EXERCISE PROMPT:
When you copy the data, keep every line exactly as written and skip the pictures.
============================================================
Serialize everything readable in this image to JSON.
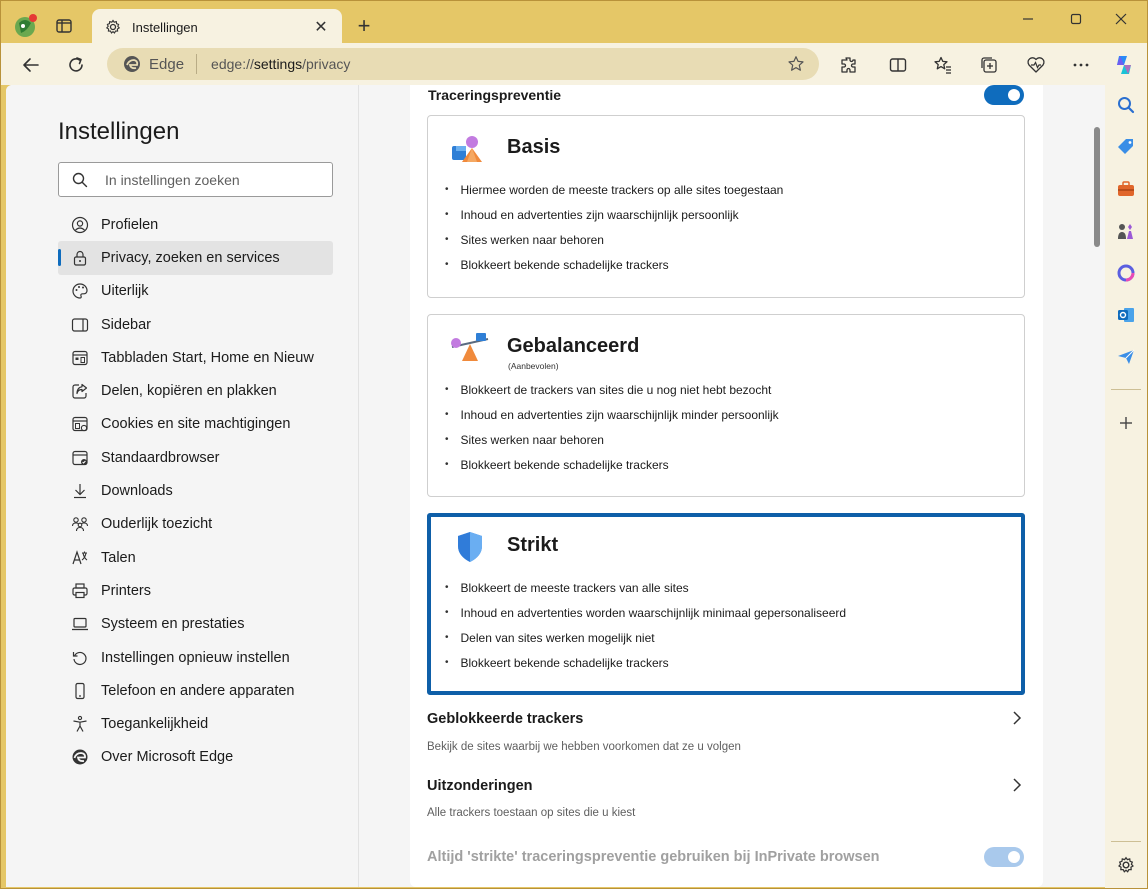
{
  "window": {
    "tab_title": "Instellingen"
  },
  "toolbar": {
    "site_name": "Edge",
    "url_prefix": "edge://",
    "url_path": "settings",
    "url_suffix": "/privacy"
  },
  "sidebar": {
    "title": "Instellingen",
    "search_placeholder": "In instellingen zoeken",
    "items": [
      {
        "label": "Profielen",
        "icon": "profile-icon"
      },
      {
        "label": "Privacy, zoeken en services",
        "icon": "lock-icon",
        "active": true
      },
      {
        "label": "Uiterlijk",
        "icon": "palette-icon"
      },
      {
        "label": "Sidebar",
        "icon": "sidebar-icon"
      },
      {
        "label": "Tabbladen Start, Home en Nieuw",
        "icon": "tabs-icon"
      },
      {
        "label": "Delen, kopiëren en plakken",
        "icon": "share-icon"
      },
      {
        "label": "Cookies en site machtigingen",
        "icon": "cookies-icon"
      },
      {
        "label": "Standaardbrowser",
        "icon": "browser-icon"
      },
      {
        "label": "Downloads",
        "icon": "download-icon"
      },
      {
        "label": "Ouderlijk toezicht",
        "icon": "family-icon"
      },
      {
        "label": "Talen",
        "icon": "language-icon"
      },
      {
        "label": "Printers",
        "icon": "printer-icon"
      },
      {
        "label": "Systeem en prestaties",
        "icon": "laptop-icon"
      },
      {
        "label": "Instellingen opnieuw instellen",
        "icon": "reset-icon"
      },
      {
        "label": "Telefoon en andere apparaten",
        "icon": "phone-icon"
      },
      {
        "label": "Toegankelijkheid",
        "icon": "accessibility-icon"
      },
      {
        "label": "Over Microsoft Edge",
        "icon": "edge-icon"
      }
    ]
  },
  "tracking": {
    "title": "Traceringspreventie",
    "enabled": true,
    "options": [
      {
        "title": "Basis",
        "subtitle": "",
        "selected": false,
        "bullets": [
          "Hiermee worden de meeste trackers op alle sites toegestaan",
          "Inhoud en advertenties zijn waarschijnlijk persoonlijk",
          "Sites werken naar behoren",
          "Blokkeert bekende schadelijke trackers"
        ]
      },
      {
        "title": "Gebalanceerd",
        "subtitle": "(Aanbevolen)",
        "selected": false,
        "bullets": [
          "Blokkeert de trackers van sites die u nog niet hebt bezocht",
          "Inhoud en advertenties zijn waarschijnlijk minder persoonlijk",
          "Sites werken naar behoren",
          "Blokkeert bekende schadelijke trackers"
        ]
      },
      {
        "title": "Strikt",
        "subtitle": "",
        "selected": true,
        "bullets": [
          "Blokkeert de meeste trackers van alle sites",
          "Inhoud en advertenties worden waarschijnlijk minimaal gepersonaliseerd",
          "Delen van sites werken mogelijk niet",
          "Blokkeert bekende schadelijke trackers"
        ]
      }
    ],
    "blocked": {
      "title": "Geblokkeerde trackers",
      "desc": "Bekijk de sites waarbij we hebben voorkomen dat ze u volgen"
    },
    "exceptions": {
      "title": "Uitzonderingen",
      "desc": "Alle trackers toestaan op sites die u kiest"
    },
    "inprivate": {
      "label": "Altijd 'strikte' traceringspreventie gebruiken bij InPrivate browsen",
      "enabled": true,
      "disabled_look": true
    }
  },
  "colors": {
    "frame": "#e5c767",
    "accent": "#0f6cbd",
    "selected_border": "#0e5fa8"
  }
}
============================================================
RESPONSE TO THIS TASK:
Serialize everything readable in this image to JSON.
{
  "window": {
    "tab_title": "Instellingen"
  },
  "toolbar": {
    "site_name": "Edge",
    "url_prefix": "edge://",
    "url_path": "settings",
    "url_suffix": "/privacy"
  },
  "sidebar": {
    "title": "Instellingen",
    "search_placeholder": "In instellingen zoeken",
    "items": [
      {
        "label": "Profielen",
        "icon": "profile-icon"
      },
      {
        "label": "Privacy, zoeken en services",
        "icon": "lock-icon",
        "active": true
      },
      {
        "label": "Uiterlijk",
        "icon": "palette-icon"
      },
      {
        "label": "Sidebar",
        "icon": "sidebar-icon"
      },
      {
        "label": "Tabbladen Start, Home en Nieuw",
        "icon": "tabs-icon"
      },
      {
        "label": "Delen, kopiëren en plakken",
        "icon": "share-icon"
      },
      {
        "label": "Cookies en site machtigingen",
        "icon": "cookies-icon"
      },
      {
        "label": "Standaardbrowser",
        "icon": "browser-icon"
      },
      {
        "label": "Downloads",
        "icon": "download-icon"
      },
      {
        "label": "Ouderlijk toezicht",
        "icon": "family-icon"
      },
      {
        "label": "Talen",
        "icon": "language-icon"
      },
      {
        "label": "Printers",
        "icon": "printer-icon"
      },
      {
        "label": "Systeem en prestaties",
        "icon": "laptop-icon"
      },
      {
        "label": "Instellingen opnieuw instellen",
        "icon": "reset-icon"
      },
      {
        "label": "Telefoon en andere apparaten",
        "icon": "phone-icon"
      },
      {
        "label": "Toegankelijkheid",
        "icon": "accessibility-icon"
      },
      {
        "label": "Over Microsoft Edge",
        "icon": "edge-icon"
      }
    ]
  },
  "tracking": {
    "title": "Traceringspreventie",
    "enabled": true,
    "options": [
      {
        "title": "Basis",
        "subtitle": "",
        "selected": false,
        "bullets": [
          "Hiermee worden de meeste trackers op alle sites toegestaan",
          "Inhoud en advertenties zijn waarschijnlijk persoonlijk",
          "Sites werken naar behoren",
          "Blokkeert bekende schadelijke trackers"
        ]
      },
      {
        "title": "Gebalanceerd",
        "subtitle": "(Aanbevolen)",
        "selected": false,
        "bullets": [
          "Blokkeert de trackers van sites die u nog niet hebt bezocht",
          "Inhoud en advertenties zijn waarschijnlijk minder persoonlijk",
          "Sites werken naar behoren",
          "Blokkeert bekende schadelijke trackers"
        ]
      },
      {
        "title": "Strikt",
        "subtitle": "",
        "selected": true,
        "bullets": [
          "Blokkeert de meeste trackers van alle sites",
          "Inhoud en advertenties worden waarschijnlijk minimaal gepersonaliseerd",
          "Delen van sites werken mogelijk niet",
          "Blokkeert bekende schadelijke trackers"
        ]
      }
    ],
    "blocked": {
      "title": "Geblokkeerde trackers",
      "desc": "Bekijk de sites waarbij we hebben voorkomen dat ze u volgen"
    },
    "exceptions": {
      "title": "Uitzonderingen",
      "desc": "Alle trackers toestaan op sites die u kiest"
    },
    "inprivate": {
      "label": "Altijd 'strikte' traceringspreventie gebruiken bij InPrivate browsen",
      "enabled": true,
      "disabled_look": true
    }
  },
  "colors": {
    "frame": "#e5c767",
    "accent": "#0f6cbd",
    "selected_border": "#0e5fa8"
  }
}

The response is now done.